Task details :: From the entries, copy every line that carries the string "code".

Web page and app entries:
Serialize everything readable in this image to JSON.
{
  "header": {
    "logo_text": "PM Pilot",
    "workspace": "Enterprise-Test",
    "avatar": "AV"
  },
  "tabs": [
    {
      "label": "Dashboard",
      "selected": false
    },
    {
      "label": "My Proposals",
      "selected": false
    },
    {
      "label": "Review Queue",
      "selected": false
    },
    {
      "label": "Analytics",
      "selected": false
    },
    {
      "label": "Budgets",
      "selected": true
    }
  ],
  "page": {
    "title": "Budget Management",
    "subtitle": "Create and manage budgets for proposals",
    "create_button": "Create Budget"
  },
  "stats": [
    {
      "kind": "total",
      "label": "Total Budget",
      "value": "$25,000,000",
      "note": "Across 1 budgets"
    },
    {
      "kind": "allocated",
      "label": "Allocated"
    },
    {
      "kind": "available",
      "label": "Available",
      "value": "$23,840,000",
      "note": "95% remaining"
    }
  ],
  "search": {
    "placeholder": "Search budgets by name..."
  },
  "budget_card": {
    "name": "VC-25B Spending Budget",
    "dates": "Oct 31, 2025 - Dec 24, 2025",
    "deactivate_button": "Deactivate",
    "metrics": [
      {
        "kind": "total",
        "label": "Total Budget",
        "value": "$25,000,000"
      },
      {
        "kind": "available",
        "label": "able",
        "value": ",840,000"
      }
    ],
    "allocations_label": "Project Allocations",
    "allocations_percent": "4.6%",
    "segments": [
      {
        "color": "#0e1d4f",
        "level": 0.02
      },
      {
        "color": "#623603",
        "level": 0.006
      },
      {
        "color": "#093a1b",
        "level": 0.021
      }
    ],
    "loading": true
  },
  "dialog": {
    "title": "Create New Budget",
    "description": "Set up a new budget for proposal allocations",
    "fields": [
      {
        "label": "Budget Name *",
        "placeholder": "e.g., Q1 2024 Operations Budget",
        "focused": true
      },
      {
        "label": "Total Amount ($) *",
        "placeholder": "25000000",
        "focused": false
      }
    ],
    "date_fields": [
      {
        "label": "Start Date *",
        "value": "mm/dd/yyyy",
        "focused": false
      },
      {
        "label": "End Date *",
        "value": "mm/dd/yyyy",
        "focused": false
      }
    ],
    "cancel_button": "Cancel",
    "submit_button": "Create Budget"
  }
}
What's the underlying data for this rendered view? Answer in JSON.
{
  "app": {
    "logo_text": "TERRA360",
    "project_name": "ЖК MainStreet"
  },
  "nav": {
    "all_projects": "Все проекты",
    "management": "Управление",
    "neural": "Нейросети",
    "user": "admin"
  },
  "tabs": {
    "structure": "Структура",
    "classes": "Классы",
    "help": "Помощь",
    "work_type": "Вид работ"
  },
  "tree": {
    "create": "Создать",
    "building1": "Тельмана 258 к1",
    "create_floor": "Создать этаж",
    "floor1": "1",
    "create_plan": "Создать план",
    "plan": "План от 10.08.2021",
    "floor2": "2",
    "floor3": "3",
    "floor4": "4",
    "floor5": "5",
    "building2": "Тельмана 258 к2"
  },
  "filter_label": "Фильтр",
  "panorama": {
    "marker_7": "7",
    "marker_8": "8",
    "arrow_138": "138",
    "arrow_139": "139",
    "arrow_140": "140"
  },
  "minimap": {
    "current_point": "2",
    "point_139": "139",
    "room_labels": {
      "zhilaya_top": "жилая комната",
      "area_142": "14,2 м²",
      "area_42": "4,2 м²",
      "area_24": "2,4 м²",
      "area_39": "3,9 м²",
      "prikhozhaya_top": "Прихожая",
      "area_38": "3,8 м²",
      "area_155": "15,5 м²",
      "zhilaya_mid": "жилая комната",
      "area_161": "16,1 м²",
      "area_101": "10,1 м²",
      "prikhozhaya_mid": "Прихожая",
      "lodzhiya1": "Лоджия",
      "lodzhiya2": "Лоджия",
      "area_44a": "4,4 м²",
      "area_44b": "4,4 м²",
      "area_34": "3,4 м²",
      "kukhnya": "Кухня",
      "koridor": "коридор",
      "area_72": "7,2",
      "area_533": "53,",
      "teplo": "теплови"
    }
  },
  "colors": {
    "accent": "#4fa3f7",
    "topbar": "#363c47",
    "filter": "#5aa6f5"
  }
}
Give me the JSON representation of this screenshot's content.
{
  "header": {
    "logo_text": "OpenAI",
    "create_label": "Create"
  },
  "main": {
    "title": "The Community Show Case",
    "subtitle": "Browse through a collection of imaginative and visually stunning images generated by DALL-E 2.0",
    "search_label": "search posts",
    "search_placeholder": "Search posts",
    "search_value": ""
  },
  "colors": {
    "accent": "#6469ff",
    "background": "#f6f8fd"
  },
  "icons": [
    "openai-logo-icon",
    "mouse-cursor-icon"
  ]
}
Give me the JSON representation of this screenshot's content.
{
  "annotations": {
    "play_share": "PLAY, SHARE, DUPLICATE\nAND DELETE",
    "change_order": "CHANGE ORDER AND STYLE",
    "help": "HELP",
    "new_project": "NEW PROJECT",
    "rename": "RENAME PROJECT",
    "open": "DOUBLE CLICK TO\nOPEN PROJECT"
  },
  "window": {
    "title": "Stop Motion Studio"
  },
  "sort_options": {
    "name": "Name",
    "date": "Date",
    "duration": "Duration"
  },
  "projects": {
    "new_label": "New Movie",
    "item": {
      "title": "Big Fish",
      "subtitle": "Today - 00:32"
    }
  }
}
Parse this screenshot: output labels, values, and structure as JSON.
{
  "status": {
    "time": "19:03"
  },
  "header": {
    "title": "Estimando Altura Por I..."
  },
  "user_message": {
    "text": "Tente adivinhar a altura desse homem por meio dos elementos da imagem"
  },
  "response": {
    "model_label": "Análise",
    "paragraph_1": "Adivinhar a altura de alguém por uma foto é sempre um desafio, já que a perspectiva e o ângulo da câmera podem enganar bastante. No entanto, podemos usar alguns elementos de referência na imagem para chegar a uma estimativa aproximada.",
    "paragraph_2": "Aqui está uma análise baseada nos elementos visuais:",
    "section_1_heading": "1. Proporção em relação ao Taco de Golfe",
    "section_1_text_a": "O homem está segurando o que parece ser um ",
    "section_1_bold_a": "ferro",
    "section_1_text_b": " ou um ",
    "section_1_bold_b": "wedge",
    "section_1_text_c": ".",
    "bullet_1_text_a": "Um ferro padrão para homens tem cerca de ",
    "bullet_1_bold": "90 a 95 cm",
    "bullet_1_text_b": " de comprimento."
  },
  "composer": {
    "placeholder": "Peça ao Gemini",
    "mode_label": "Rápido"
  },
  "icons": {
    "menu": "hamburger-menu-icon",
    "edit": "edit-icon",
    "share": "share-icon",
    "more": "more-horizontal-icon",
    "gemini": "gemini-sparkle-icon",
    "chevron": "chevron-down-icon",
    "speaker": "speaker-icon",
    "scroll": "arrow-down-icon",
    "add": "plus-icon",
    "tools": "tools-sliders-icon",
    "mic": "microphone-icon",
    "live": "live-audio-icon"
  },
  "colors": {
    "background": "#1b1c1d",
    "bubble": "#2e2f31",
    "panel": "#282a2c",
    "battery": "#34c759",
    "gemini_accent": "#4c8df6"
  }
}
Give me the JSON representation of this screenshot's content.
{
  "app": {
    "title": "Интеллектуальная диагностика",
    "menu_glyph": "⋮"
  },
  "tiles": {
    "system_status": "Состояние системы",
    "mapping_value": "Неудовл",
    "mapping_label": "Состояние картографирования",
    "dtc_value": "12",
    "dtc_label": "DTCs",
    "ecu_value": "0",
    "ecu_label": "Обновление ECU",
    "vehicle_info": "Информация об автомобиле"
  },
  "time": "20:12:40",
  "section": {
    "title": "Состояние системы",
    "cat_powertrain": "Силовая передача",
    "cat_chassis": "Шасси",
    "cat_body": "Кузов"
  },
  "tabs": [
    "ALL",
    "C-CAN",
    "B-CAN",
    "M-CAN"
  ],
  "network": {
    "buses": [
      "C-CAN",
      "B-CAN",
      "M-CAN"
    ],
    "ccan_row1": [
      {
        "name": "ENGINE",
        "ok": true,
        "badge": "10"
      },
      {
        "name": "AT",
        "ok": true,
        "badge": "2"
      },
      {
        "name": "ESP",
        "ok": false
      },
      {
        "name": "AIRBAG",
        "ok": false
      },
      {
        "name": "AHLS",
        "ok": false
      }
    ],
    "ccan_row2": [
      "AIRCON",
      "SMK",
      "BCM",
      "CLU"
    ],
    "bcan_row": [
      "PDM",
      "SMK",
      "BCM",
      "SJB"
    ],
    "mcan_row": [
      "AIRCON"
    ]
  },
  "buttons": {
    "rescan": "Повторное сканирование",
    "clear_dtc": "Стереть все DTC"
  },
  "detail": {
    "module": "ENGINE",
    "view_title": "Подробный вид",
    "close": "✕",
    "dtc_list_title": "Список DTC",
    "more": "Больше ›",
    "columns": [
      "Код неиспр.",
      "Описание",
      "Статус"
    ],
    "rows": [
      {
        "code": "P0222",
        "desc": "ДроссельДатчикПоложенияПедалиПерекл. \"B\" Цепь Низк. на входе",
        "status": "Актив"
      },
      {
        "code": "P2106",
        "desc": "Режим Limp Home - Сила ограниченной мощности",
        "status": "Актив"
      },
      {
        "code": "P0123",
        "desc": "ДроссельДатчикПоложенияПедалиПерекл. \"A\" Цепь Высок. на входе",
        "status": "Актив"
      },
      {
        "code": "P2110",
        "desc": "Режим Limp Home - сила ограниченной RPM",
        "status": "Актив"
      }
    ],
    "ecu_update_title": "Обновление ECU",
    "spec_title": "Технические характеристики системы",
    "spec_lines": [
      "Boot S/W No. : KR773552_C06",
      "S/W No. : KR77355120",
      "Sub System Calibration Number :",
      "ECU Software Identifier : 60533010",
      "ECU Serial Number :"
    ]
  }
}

Solution to this task ::
        "code": "P0222",
        "code": "P2106",
        "code": "P0123",
        "code": "P2110",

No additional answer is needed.